Originality:  Z-Man’s version of History of the World is definitely more evolution than revolution, and I am perfectly fine with that.  The core of the game remains intact, with only a few well-thought refinements added by the development team.  These refinements center mostly around improving the balance and clarity of the event cards and the combat modifiers for naval invasions and terrain, and adjusting the scoring for the various regions.  The biggest change is trimming the game down to five epochs (the original included seven).  These changes help make the game play more quickly, trimming about an hour off the playing time, without losing any of the depth or spirit of the game.

Presentation:  The producers of this edition clearly put a lot of thought and effort into the presentation and graphics.  The artwork is excellent, with the box cover displaying a panoramic view of world history, with a bright and easily read title.  All the information one would want about the game is readily at hand, including a solid description of the game and component shot on the game back.  The game board is large and attractive, though it offers an unusual projection that may take a few minutes to get a handle on, with the busiest regions—the Middle East in particular—center stage and oversized, while the homes of late-arriving empires like America and Japan being pushed to the boundaries and appearing much smaller.

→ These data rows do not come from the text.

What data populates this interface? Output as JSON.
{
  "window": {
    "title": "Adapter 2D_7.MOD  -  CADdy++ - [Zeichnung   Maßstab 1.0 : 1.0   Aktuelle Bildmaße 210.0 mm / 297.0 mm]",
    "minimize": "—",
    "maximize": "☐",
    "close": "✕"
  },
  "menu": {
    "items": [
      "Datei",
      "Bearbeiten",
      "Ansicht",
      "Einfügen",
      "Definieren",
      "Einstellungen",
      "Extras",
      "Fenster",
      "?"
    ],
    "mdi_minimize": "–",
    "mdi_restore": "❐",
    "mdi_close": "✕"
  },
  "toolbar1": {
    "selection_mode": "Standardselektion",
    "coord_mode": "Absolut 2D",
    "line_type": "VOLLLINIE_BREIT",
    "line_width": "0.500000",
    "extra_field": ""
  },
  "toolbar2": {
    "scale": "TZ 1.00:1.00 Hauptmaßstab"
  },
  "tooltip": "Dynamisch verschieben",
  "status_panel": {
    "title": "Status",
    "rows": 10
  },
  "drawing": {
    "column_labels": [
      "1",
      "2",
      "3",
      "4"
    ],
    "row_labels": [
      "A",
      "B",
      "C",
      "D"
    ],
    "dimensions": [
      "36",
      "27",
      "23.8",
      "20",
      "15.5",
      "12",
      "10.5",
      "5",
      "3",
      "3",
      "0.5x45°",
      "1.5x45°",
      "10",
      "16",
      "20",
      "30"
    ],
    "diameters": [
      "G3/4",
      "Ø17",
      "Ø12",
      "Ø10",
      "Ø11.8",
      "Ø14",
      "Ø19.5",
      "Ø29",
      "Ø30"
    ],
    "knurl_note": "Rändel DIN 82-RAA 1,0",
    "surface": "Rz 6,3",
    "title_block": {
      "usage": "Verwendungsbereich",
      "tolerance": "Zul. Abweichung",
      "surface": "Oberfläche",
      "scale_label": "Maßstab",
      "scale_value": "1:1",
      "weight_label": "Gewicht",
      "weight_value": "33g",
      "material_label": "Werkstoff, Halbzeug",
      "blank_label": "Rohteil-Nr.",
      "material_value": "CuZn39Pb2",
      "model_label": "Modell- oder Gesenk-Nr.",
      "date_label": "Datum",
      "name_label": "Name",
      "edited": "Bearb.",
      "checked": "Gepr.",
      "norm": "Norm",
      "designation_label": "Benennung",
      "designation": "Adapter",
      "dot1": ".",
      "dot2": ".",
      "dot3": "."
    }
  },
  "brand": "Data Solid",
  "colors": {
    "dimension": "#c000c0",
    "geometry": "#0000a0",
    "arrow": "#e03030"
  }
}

Quality:  The components here are worthy of the artwork.  The cards are flexible and have a nice linin finish, and every event card sports evocative artwork.  The tiles and tokens are very thick and sturdy, the playing pieces are molded in a beautiful pearlescent plastic and sport a fully realized globe on every pawn.  The fortifications are some-assembly-required cardboard structures that are designed to hold the cities on top of them, giving them the appearance of being walled cities and saving valuable board space.  To track the effects of battle, the game has a DIY catapult (non-functioning).  A bit fiddly perhaps, but fun nonetheless.  The rulebook is clear and concise, lavishly illustrated and clearly written.  I would have preferred more examples of game mechanics in use, but it does feature an entire example turn that does a good job of diagraming how the game plays.  I particularly appreciated the respectful inclusion of design notes by Ragnar Brother Steve Kendall.

Marketability:  Considering this game is now more than a quarter-century old, there is justifiable concern about its ability to “age well.”  I think that Z-Man made the right choice here in trimming the game a bit, as modern gamers find more appeal in shorter games, and the graphics definitely benefit from the fresh, updated look.  When History of the World originally released, it was innovative for its time, with forward-looking game mechanics that are still in line with modern tastes, such as card drafting.  Surprisingly, I find that the experience is just as robust, enjoyable, and strategically challenging as it was two decades ago.  I believe that History of the World is one of those games that deserves to never go out of print, because it still has something to offer the hobby and the market.

Overall:  I am glad to say that I was not at all disappointed with Z-Man’s handling of this classic and iconic game (though I do recommend playing with the “Classic Drafting” rules, which Z-Man thoughtfully included as an optional rule).  Thanks to the updates, gameplay is brisk, decisions are meaningful, luck is a factor but not an overwhelming one, and everything feels well balanced.  The components are attractive and effective, and nothing was changed simply for the sake of changing it.  If you’re a fan of any of the earlier editions, this one is well worth checking out.  And if you’re not yet a fan, you owe it to yourself to give it a try.

In short, this new edition of History of the World is everything that I hoped it would be.  And that’s why I’m giving this game 5 out of 5.

-- William Niebling